March 9, 2015 How to Fix Your Time Machine
Dear Syfy Channel,
As much as I’m enjoying your new 12 Monkeys series, it’s also really annoying. This is not entirely your fault. Time travel is typically a mess in films and TV shows. Why, for instance, does Cole’s time travel chair lean him backwards like an astronaut, and yet when he appears and disappears in the past, he’s in a standing position? And why does he not return to the same moment in time that he left? I realize the answer is story convenience—sometimes it’s fun to have things happen while he’s “gone”—but couldn’t the doctor spout some techno-babble explaining how the machine somehow locks the two time periods in sync? Otherwise the past is less a “when” and more like a “where,” a place that exists simultaneously with “now” and so moves forward at a parallel rate.

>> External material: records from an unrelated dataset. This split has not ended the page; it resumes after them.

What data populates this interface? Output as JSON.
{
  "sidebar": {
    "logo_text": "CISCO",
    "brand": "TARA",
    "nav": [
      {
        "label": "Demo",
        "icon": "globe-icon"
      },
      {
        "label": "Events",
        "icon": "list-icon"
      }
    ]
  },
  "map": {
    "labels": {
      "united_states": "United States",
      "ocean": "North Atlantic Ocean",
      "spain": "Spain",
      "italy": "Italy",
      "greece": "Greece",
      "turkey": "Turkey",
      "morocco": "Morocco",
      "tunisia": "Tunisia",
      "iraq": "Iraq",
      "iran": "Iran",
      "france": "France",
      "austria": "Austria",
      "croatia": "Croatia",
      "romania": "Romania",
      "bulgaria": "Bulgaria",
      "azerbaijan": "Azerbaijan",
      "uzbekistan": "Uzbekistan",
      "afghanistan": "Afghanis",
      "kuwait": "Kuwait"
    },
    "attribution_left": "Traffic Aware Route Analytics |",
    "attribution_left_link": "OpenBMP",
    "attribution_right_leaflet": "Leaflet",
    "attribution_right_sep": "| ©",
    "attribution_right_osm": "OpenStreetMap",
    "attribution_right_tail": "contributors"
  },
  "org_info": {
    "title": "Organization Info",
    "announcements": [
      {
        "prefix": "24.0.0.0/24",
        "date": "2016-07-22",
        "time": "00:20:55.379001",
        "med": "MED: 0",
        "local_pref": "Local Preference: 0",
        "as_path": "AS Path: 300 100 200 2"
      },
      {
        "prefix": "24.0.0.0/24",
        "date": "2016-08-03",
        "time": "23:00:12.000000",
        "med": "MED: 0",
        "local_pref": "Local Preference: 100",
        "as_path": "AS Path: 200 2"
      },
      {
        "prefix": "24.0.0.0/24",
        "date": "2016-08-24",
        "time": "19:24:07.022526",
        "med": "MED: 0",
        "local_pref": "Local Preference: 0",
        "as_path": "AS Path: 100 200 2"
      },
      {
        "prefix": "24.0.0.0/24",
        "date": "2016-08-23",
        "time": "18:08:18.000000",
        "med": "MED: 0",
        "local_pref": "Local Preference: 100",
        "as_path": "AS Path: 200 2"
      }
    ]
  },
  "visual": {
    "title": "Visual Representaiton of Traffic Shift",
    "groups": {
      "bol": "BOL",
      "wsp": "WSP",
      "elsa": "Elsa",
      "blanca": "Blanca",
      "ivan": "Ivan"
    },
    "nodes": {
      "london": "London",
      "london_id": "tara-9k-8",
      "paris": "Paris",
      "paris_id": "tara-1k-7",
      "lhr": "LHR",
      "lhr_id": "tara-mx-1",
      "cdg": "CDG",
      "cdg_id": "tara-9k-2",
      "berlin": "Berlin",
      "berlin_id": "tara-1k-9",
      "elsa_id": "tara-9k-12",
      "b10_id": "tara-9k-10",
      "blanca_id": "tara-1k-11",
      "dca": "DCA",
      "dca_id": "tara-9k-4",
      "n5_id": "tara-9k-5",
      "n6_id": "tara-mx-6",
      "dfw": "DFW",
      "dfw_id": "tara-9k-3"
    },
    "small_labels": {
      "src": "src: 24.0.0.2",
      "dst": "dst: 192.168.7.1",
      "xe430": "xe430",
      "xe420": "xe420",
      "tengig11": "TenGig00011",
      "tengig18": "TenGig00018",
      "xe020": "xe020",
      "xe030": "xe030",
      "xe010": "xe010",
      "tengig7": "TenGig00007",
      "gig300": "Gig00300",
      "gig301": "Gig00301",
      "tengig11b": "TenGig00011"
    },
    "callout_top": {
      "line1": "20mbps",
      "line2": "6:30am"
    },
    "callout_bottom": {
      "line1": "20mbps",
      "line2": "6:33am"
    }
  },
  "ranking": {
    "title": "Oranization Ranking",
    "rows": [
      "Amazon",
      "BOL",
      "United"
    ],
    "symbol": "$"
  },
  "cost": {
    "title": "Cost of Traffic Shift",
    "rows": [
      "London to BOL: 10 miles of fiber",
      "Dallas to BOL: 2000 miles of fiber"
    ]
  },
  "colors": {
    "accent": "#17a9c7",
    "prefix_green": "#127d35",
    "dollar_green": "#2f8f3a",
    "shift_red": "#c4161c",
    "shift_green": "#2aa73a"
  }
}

Cole’s mission is also a variation on Back to the Future and so suffers from a range of Michael-J.-Fox-fading-from-the-family-photo problems. For instance, when he loops back to a moment he’s already visited and alters it so this time his past self is accidentally shot in the arm, why does he experience the injury simultaneously with his past self? And why does the injury then turn into a sutured scar? At what point in time was the wound bandaged? Is the current Cole now a different Cole, the Cole who was injured in the past, and so then was the previous not-shot-in-the-arm Cole erased? If so, the new Cole wouldn’t even know something had been altered, because in fact “his” timeline hasn’t been altered, and so he would remember and have anticipated being shot—in which case, wouldn’t he take some precaution “now” to avoid it happening “again.” His whole mission is about altering past events, so there are no cosmic taboos like the kind the writers of Doctor Who keep having to invent, those inexplicably “fixed” points in time that make the plot work at the expense of everything else.

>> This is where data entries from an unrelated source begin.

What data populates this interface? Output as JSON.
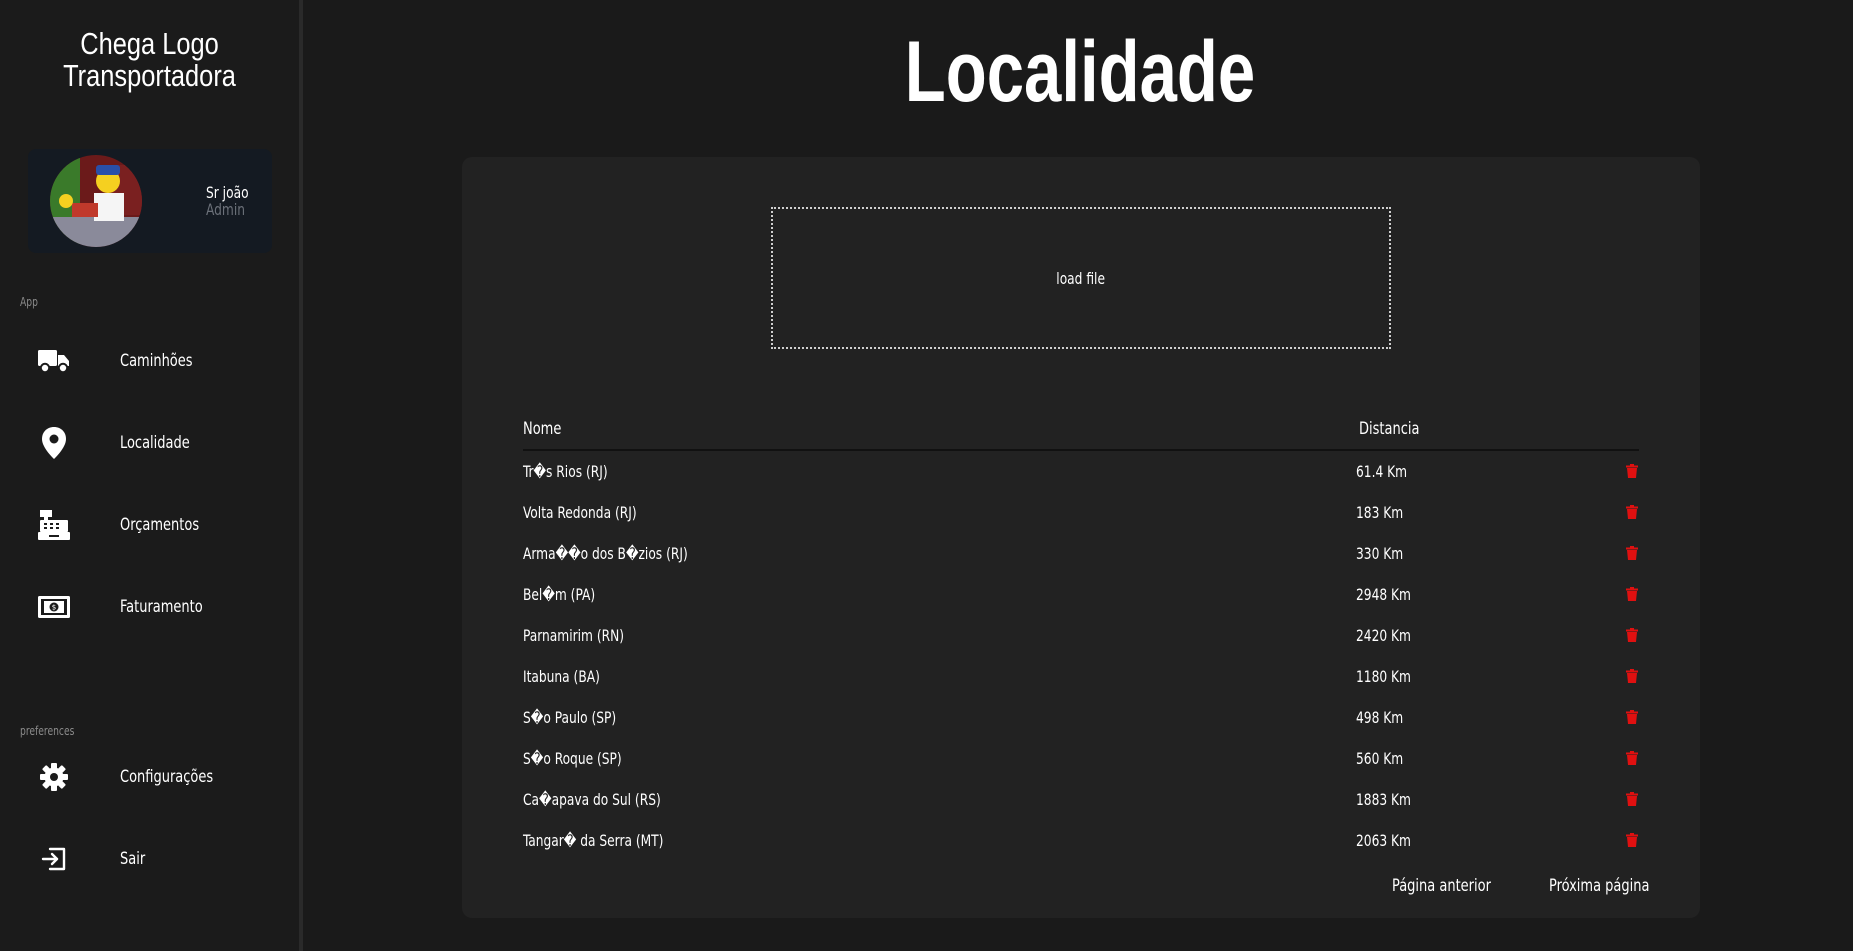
{
  "sidebar": {
    "brand_line1": "Chega Logo",
    "brand_line2": "Transportadora",
    "user": {
      "name": "Sr joão",
      "role": "Admin"
    },
    "section_app": "App",
    "section_preferences": "preferences",
    "app_items": [
      {
        "label": "Caminhões",
        "icon": "truck-icon"
      },
      {
        "label": "Localidade",
        "icon": "map-pin-icon"
      },
      {
        "label": "Orçamentos",
        "icon": "cash-register-icon"
      },
      {
        "label": "Faturamento",
        "icon": "money-bill-icon"
      }
    ],
    "pref_items": [
      {
        "label": "Configurações",
        "icon": "gear-icon"
      },
      {
        "label": "Sair",
        "icon": "logout-icon"
      }
    ]
  },
  "main": {
    "title": "Localidade",
    "dropzone_label": "load file",
    "table": {
      "headers": {
        "name": "Nome",
        "distance": "Distancia"
      },
      "rows": [
        {
          "name": "Tr�s Rios (RJ)",
          "distance": "61.4 Km"
        },
        {
          "name": "Volta Redonda (RJ)",
          "distance": "183 Km"
        },
        {
          "name": "Arma��o dos B�zios (RJ)",
          "distance": "330 Km"
        },
        {
          "name": "Bel�m (PA)",
          "distance": "2948 Km"
        },
        {
          "name": "Parnamirim (RN)",
          "distance": "2420 Km"
        },
        {
          "name": "Itabuna (BA)",
          "distance": "1180 Km"
        },
        {
          "name": "S�o Paulo (SP)",
          "distance": "498 Km"
        },
        {
          "name": "S�o Roque (SP)",
          "distance": "560 Km"
        },
        {
          "name": "Ca�apava do Sul (RS)",
          "distance": "1883 Km"
        },
        {
          "name": "Tangar� da Serra (MT)",
          "distance": "2063 Km"
        }
      ]
    },
    "pagination": {
      "prev": "Página anterior",
      "next": "Próxima página"
    }
  },
  "colors": {
    "background": "#1a1a1a",
    "card": "#222222",
    "delete": "#e01010",
    "profile_bg": "#141a22"
  }
}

I realize this sort of internal consistency is not the top priority when writing action-oriented entertainment. The top priority for writers of action-oriented entertainment is to be entertaining. There is no correlation between a well-tempered time machine and high ratings. Though I would not be surprised if TV and film producers imagine the correlation is inverse, that the more time writers spend tinkering with the nuts and bolts of their nerdy plot devices, the less entertaining the show will be. And to a certain degree this is true, since sinking all of your effort into any one story element at the expense of the billion other story elements needed to make a story good is a great way to make a story very bad. Though at the other end of the spectrum, a story that ignores too many of those reality-securing nuts and bolts is going to score pretty high on viewers’ This-Is-Stupid meter. So most time-travel tales bounce around the middle, cutting corners while keeping the majority of their viewers’ frontal lobes intact.

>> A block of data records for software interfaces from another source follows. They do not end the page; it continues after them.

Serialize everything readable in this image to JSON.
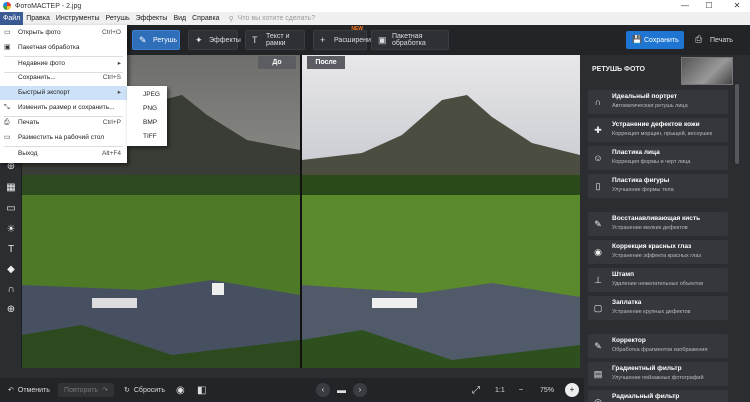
{
  "window": {
    "title": "ФотоМАСТЕР - 2.jpg",
    "minimize": "—",
    "maximize": "☐",
    "close": "✕"
  },
  "menubar": {
    "items": [
      "Файл",
      "Правка",
      "Инструменты",
      "Ретушь",
      "Эффекты",
      "Вид",
      "Справка"
    ],
    "search_placeholder": "Что вы хотите сделать?"
  },
  "toolbar": {
    "tabs": [
      {
        "label": "Ретушь",
        "icon": "brush-icon"
      },
      {
        "label": "Эффекты",
        "icon": "wand-icon"
      },
      {
        "label": "Текст и рамки",
        "icon": "text-icon"
      },
      {
        "label": "Расширения",
        "icon": "plus-icon",
        "badge": "NEW"
      },
      {
        "label": "Пакетная обработка",
        "icon": "images-icon"
      }
    ],
    "save_label": "Сохранить",
    "print_label": "Печать"
  },
  "file_menu": {
    "items": [
      {
        "label": "Открыть фото",
        "shortcut": "Ctrl+O",
        "icon": "folder-icon"
      },
      {
        "label": "Пакетная обработка",
        "shortcut": "",
        "icon": "images-icon"
      },
      {
        "label": "Недавние фото",
        "shortcut": "▸",
        "icon": ""
      },
      {
        "label": "Сохранить...",
        "shortcut": "Ctrl+S",
        "icon": ""
      },
      {
        "label": "Быстрый экспорт",
        "shortcut": "▸",
        "icon": ""
      },
      {
        "label": "Изменить размер и сохранить...",
        "shortcut": "",
        "icon": "resize-icon"
      },
      {
        "label": "Печать",
        "shortcut": "Ctrl+P",
        "icon": "printer-icon"
      },
      {
        "label": "Разместить на рабочий стол",
        "shortcut": "",
        "icon": "monitor-icon"
      },
      {
        "label": "Выход",
        "shortcut": "Alt+F4",
        "icon": ""
      }
    ],
    "quick_export": [
      "JPEG",
      "PNG",
      "BMP",
      "TIFF"
    ]
  },
  "canvas": {
    "before_label": "До",
    "after_label": "После"
  },
  "panel": {
    "title": "РЕТУШЬ ФОТО",
    "items": [
      {
        "title": "Идеальный портрет",
        "subtitle": "Автоматическая ретушь лица",
        "icon": "face-profile-icon"
      },
      {
        "title": "Устранение дефектов кожи",
        "subtitle": "Коррекция морщин, прыщей, веснушек",
        "icon": "skin-icon"
      },
      {
        "title": "Пластика лица",
        "subtitle": "Коррекция формы и черт лица",
        "icon": "face-icon"
      },
      {
        "title": "Пластика фигуры",
        "subtitle": "Улучшение формы тела",
        "icon": "body-icon"
      },
      {
        "title": "Восстанавливающая кисть",
        "subtitle": "Устранение мелких дефектов",
        "icon": "healing-brush-icon"
      },
      {
        "title": "Коррекция красных глаз",
        "subtitle": "Устранение эффекта красных глаз",
        "icon": "eye-icon"
      },
      {
        "title": "Штамп",
        "subtitle": "Удаление нежелательных объектов",
        "icon": "stamp-icon"
      },
      {
        "title": "Заплатка",
        "subtitle": "Устранение крупных дефектов",
        "icon": "patch-icon"
      },
      {
        "title": "Корректор",
        "subtitle": "Обработка фрагментов изображения",
        "icon": "corrector-icon"
      },
      {
        "title": "Градиентный фильтр",
        "subtitle": "Улучшение пейзажных фотографий",
        "icon": "gradient-icon"
      },
      {
        "title": "Радиальный фильтр",
        "subtitle": "",
        "icon": "radial-icon"
      }
    ]
  },
  "bottombar": {
    "undo_label": "Отменить",
    "redo_label": "Повторить",
    "reset_label": "Сбросить",
    "ratio_label": "1:1",
    "zoom": "75%"
  }
}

But how about a time-travel story that’s both entertaining and makes sense? I realize “makes sense” is an oxymoron when talking about the impossible, but all I’m asking for is the appearance of plausibility. If that sounds like a pointless constraint on the creative process, remember that writers thrive on constraints—or as Robert Frost put it: “Writing free verse is like playing tennis with the net down.” 12 Monkeys could use a few nets.
So here’s one example of an entertainingly plausible time machine. Begin by taking the traveler out of time travel. Start simpler. Think of it first as a “time phone.” Your machine sends and receives signals from the future. This is where a TV producer hangs up, because a show about people talking on phones sounds really boring, but the constraints create new possibilities. What if the future end of the phone is a robot? And if this end of the phone isn’t a phone but a Wii, then instead of a cartoon in a 2-D landscape, your avatar is a remote control android physically interacting with people in the future.
That nuts-and-bolt net also manufactures some potential plot tensions. Since anyone can throw on video goggles and Wii gloves, anyone can “travel” in time—but to the folks in the other time destination, “anyone” always looks exactly the same. You can never know for sure who is remote controlling the android—the good guys or the bad guys. This is great news for Orphan Black actress Tatiana Maslany since who else could play so many parts within a part? But if Maslany is busy, I nominate Enver Gjokaj based on his brilliant stint on the not-so-brilliant Dollhouse (he’s pretty good on Agent Carter too.)
Meanwhile, the folks working the Wii, they first have to build the android before they can dial the future with the blind hope that they (or future generations depending on how far into the future you’re dialing) will have maintained it. Since the Wii controls can exist in the future too, future people can also dial backwards in time, beginning at the moment the android is first switched on. So while the inventors are visiting the unknown future, the unknown future is visiting them.
If that doesn’t give a team of writers material for a season or two, you can always throw in an apocalypse—a worldwide plague, a rise of the machines and/or apes, a dysfunctional family in need of an emotional reboot. Maybe Michael J. Fox can use Matrix technology to active an Arnold robot and prevent his parents from being zombified before he’s born so he can overthrow the Morlocks after he grows up to be Bruce Willis?